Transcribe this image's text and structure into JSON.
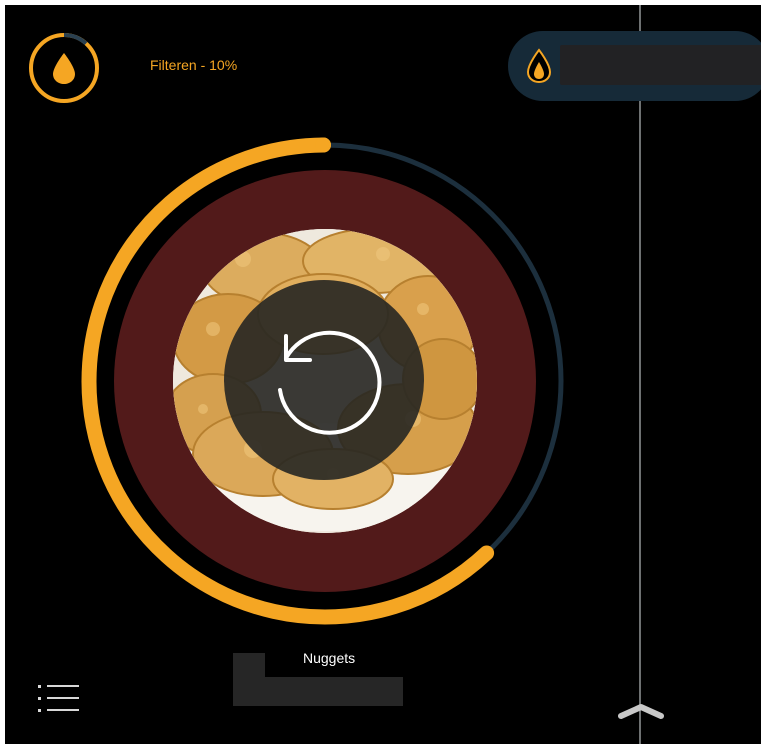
{
  "app": {
    "filter_status": "Filteren - 10%",
    "filter_progress": 0.1,
    "cook_progress_segments": [
      {
        "from": 0.0,
        "to": 0.25
      },
      {
        "from": 0.38,
        "to": 1.0
      }
    ],
    "product": {
      "name": "Nuggets",
      "image": "chicken-nuggets-photo"
    }
  },
  "icons": {
    "filter": "oil-drop-icon",
    "oil": "oil-drop-icon",
    "restart": "restart-icon",
    "menu": "list-menu-icon",
    "expand": "chevron-up-icon"
  },
  "colors": {
    "accent": "#f5a623",
    "track": "#1c2f3d",
    "dial_fill": "#521a1a",
    "pill": "#162a38",
    "background": "#000000"
  }
}
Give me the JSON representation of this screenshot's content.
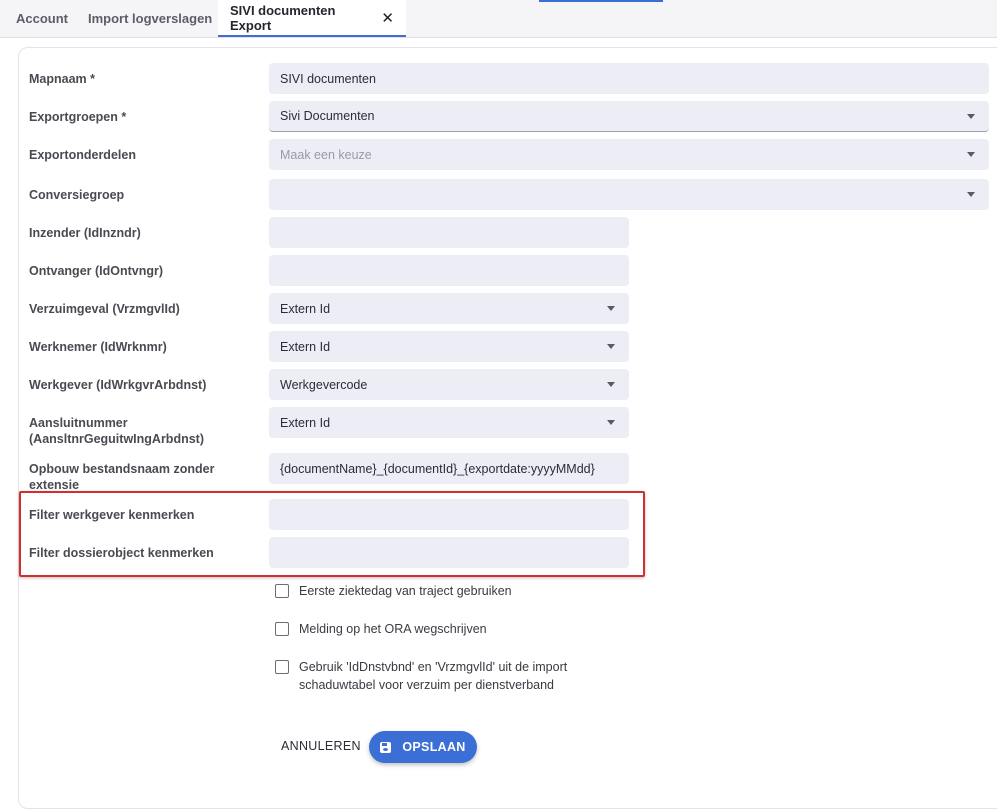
{
  "tabs": [
    {
      "label": "Account"
    },
    {
      "label": "Import logverslagen"
    },
    {
      "label": "SIVI documenten Export",
      "close": "✕"
    }
  ],
  "form": {
    "mapnaam": {
      "label": "Mapnaam",
      "required": "*",
      "value": "SIVI documenten"
    },
    "exportgroepen": {
      "label": "Exportgroepen",
      "required": "*",
      "value": "Sivi Documenten"
    },
    "exportonderdelen": {
      "label": "Exportonderdelen",
      "placeholder": "Maak een keuze"
    },
    "conversiegroep": {
      "label": "Conversiegroep",
      "value": ""
    },
    "inzender": {
      "label": "Inzender (IdInzndr)",
      "value": ""
    },
    "ontvanger": {
      "label": "Ontvanger (IdOntvngr)",
      "value": ""
    },
    "verzuimgeval": {
      "label": "Verzuimgeval (VrzmgvlId)",
      "value": "Extern Id"
    },
    "werknemer": {
      "label": "Werknemer (IdWrknmr)",
      "value": "Extern Id"
    },
    "werkgever": {
      "label": "Werkgever (IdWrkgvrArbdnst)",
      "value": "Werkgevercode"
    },
    "aansluitnummer": {
      "label_line1": "Aansluitnummer",
      "label_line2": "(AansltnrGeguitwIngArbdnst)",
      "value": "Extern Id"
    },
    "opbouw": {
      "label_line1": "Opbouw bestandsnaam zonder",
      "label_line2": "extensie",
      "value": "{documentName}_{documentId}_{exportdate:yyyyMMdd}"
    },
    "filter_werkgever": {
      "label": "Filter werkgever kenmerken",
      "value": ""
    },
    "filter_dossierobject": {
      "label": "Filter dossierobject kenmerken",
      "value": ""
    }
  },
  "checkboxes": [
    {
      "label": "Eerste ziektedag van traject gebruiken",
      "checked": false
    },
    {
      "label": "Melding op het ORA wegschrijven",
      "checked": false
    },
    {
      "label_line1": "Gebruik 'IdDnstvbnd' en 'VrzmgvlId' uit de import",
      "label_line2": "schaduwtabel voor verzuim per dienstverband",
      "checked": false
    }
  ],
  "actions": {
    "cancel": "ANNULEREN",
    "save": "OPSLAAN"
  },
  "colors": {
    "accent": "#3b6fd6",
    "highlight": "#d32f2f",
    "field_bg": "#ededf5"
  }
}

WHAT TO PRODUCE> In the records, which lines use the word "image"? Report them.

RESPONSE BOX>
Transcribe this image's text and structure into JSON.
      "image": "chicken-nuggets-photo"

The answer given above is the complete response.